[Dataset entries]
+ + + + + + +

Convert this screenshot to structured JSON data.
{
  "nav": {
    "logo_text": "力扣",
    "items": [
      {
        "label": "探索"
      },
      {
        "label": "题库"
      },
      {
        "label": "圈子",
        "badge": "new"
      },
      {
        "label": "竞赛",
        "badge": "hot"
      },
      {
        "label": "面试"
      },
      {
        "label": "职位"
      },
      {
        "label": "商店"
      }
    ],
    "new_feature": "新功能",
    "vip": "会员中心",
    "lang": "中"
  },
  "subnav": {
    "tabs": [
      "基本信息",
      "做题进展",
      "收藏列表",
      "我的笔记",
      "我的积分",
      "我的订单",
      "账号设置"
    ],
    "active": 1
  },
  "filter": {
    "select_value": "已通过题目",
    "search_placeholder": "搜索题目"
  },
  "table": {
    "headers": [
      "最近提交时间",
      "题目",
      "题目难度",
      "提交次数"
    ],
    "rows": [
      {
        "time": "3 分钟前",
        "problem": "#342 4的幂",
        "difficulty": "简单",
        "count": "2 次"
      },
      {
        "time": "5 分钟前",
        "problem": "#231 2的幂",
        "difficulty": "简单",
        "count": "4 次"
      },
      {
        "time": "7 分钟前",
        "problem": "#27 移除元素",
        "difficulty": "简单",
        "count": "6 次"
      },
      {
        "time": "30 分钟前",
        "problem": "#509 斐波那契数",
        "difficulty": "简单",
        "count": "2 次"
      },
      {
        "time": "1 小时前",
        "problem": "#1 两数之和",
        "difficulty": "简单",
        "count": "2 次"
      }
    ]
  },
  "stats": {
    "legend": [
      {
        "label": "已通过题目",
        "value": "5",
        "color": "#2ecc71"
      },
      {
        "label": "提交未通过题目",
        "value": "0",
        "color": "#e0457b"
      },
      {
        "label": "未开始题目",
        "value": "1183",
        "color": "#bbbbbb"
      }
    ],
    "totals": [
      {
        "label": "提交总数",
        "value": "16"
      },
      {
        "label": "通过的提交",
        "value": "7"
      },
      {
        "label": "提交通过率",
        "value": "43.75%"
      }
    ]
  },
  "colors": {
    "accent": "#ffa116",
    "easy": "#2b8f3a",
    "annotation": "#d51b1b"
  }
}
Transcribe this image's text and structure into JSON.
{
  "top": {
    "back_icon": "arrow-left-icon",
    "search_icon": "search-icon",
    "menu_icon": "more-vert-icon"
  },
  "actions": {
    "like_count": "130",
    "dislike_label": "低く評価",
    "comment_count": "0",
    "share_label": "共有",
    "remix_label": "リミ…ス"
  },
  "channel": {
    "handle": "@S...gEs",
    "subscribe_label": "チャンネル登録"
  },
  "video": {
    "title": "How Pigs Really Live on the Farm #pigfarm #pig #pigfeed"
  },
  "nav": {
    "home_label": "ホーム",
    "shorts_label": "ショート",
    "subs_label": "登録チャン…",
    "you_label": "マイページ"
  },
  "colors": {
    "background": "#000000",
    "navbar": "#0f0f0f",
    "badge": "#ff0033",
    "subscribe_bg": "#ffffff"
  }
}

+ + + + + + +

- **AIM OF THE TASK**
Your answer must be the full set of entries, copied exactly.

- **EXERCISE RESULT**
Convert this screenshot to structured JSON data.
{
  "nav": {
    "logo_text": "力扣",
    "items": [
      {
        "label": "探索"
      },
      {
        "label": "题库"
      },
      {
        "label": "圈子",
        "badge": "new"
      },
      {
        "label": "竞赛",
        "badge": "hot"
      },
      {
        "label": "面试"
      },
      {
        "label": "职位"
      },
      {
        "label": "商店"
      }
    ],
    "new_feature": "新功能",
    "vip": "会员中心",
    "lang": "中"
  },
  "subnav": {
    "tabs": [
      "基本信息",
      "做题进展",
      "收藏列表",
      "我的笔记",
      "我的积分",
      "我的订单",
      "账号设置"
    ],
    "active": 1
  },
  "filter": {
    "select_value": "已通过题目",
    "search_placeholder": "搜索题目"
  },
  "table": {
    "headers": [
      "最近提交时间",
      "题目",
      "题目难度",
      "提交次数"
    ],
    "rows": [
      {
        "time": "3 分钟前",
        "problem": "#342 4的幂",
        "difficulty": "简单",
        "count": "2 次"
      },
      {
        "time": "5 分钟前",
        "problem": "#231 2的幂",
        "difficulty": "简单",
        "count": "4 次"
      },
      {
        "time": "7 分钟前",
        "problem": "#27 移除元素",
        "difficulty": "简单",
        "count": "6 次"
      },
      {
        "time": "30 分钟前",
        "problem": "#509 斐波那契数",
        "difficulty": "简单",
        "count": "2 次"
      },
      {
        "time": "1 小时前",
        "problem": "#1 两数之和",
        "difficulty": "简单",
        "count": "2 次"
      }
    ]
  },
  "stats": {
    "legend": [
      {
        "label": "已通过题目",
        "value": "5",
        "color": "#2ecc71"
      },
      {
        "label": "提交未通过题目",
        "value": "0",
        "color": "#e0457b"
      },
      {
        "label": "未开始题目",
        "value": "1183",
        "color": "#bbbbbb"
      }
    ],
    "totals": [
      {
        "label": "提交总数",
        "value": "16"
      },
      {
        "label": "通过的提交",
        "value": "7"
      },
      {
        "label": "提交通过率",
        "value": "43.75%"
      }
    ]
  },
  "colors": {
    "accent": "#ffa116",
    "easy": "#2b8f3a",
    "annotation": "#d51b1b"
  }
}
Transcribe this image's text and structure into JSON.
{
  "top": {
    "back_icon": "arrow-left-icon",
    "search_icon": "search-icon",
    "menu_icon": "more-vert-icon"
  },
  "actions": {
    "like_count": "130",
    "dislike_label": "低く評価",
    "comment_count": "0",
    "share_label": "共有",
    "remix_label": "リミ…ス"
  },
  "channel": {
    "handle": "@S...gEs",
    "subscribe_label": "チャンネル登録"
  },
  "video": {
    "title": "How Pigs Really Live on the Farm #pigfarm #pig #pigfeed"
  },
  "nav": {
    "home_label": "ホーム",
    "shorts_label": "ショート",
    "subs_label": "登録チャン…",
    "you_label": "マイページ"
  },
  "colors": {
    "background": "#000000",
    "navbar": "#0f0f0f",
    "badge": "#ff0033",
    "subscribe_bg": "#ffffff"
  }
}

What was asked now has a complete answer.